Photography and the Visual Narratives of Autism and Mental Health: A Critical Perspective on Visualising the Invisible

Research output: Contribution to conferencePaperpeer-review


This paper provides critical perspectives on how photography can be used as a form of visual communication and method of enquiry to visualise mental health in autism. Approaches to autism have emerged across diverse disciplines, influencing the ways autism is critically discussed and perceived. Accordingly, contemporary arguments share an implicit sensitivity for the complexity of the social world, acknowledging that it is not possible to tell a single and exclusive story about something that is so complex yet invisible. However, misconceptions about mental health and autism continue to cause discrimination, harm and social stigmatisation, yet possible explanations for mental health problems among the autism population have received little attention. This is particularly pertinent for autistic female adults, who are already vulnerable to marginalisation in society. To understand this better, the paper discusses social stress theory, which centres on the idea that social disadvantage can translate into health disparities and a decreased social standing leads to stigmatised minority groups being exposed to more stressful life situations. Social structure repeatedly expediates this process through acts of discrimination and social exclusion.

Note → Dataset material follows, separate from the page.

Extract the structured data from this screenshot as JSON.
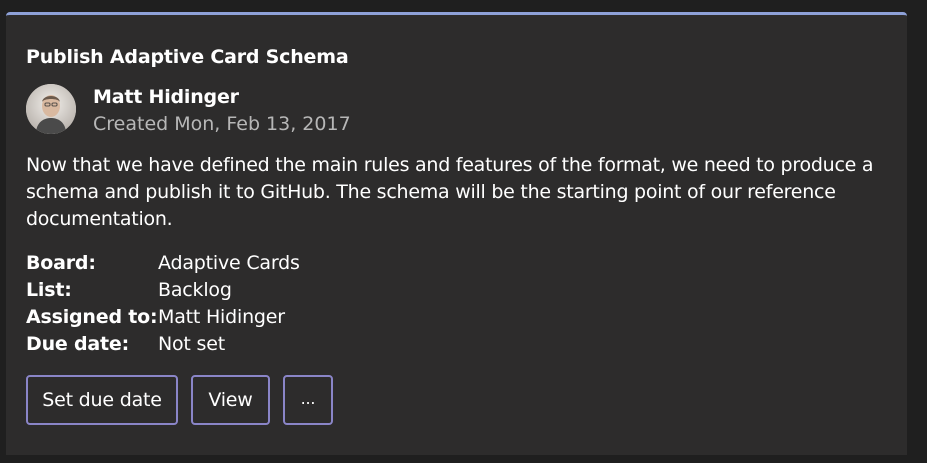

Drawing on photographic images by autistic female artists, this paper outlines the ways they use photography to visualise experiences around their mental health. By facilitating visual social change for autistic people, this paper advocates including autistic people’s own narratives and processes of visual meaning-making to develop a deeper understanding of how they practice photography to visualise the invisible condition.
Original languageEnglish
Publication statusAccepted/In press - Jul 2021
EventInternational Visual Sociology Association Conference - Online
Duration: 5 Jul 20218 Jul 2021


ConferenceInternational Visual Sociology Association Conference
Abbreviated titleIVSA


  • Photography
  • visual communication
  • Autism


Dive into the research topics of 'Photography and the Visual Narratives of Autism and Mental Health: A Critical Perspective on Visualising the Invisible'. Together they form a unique fingerprint.

Cite this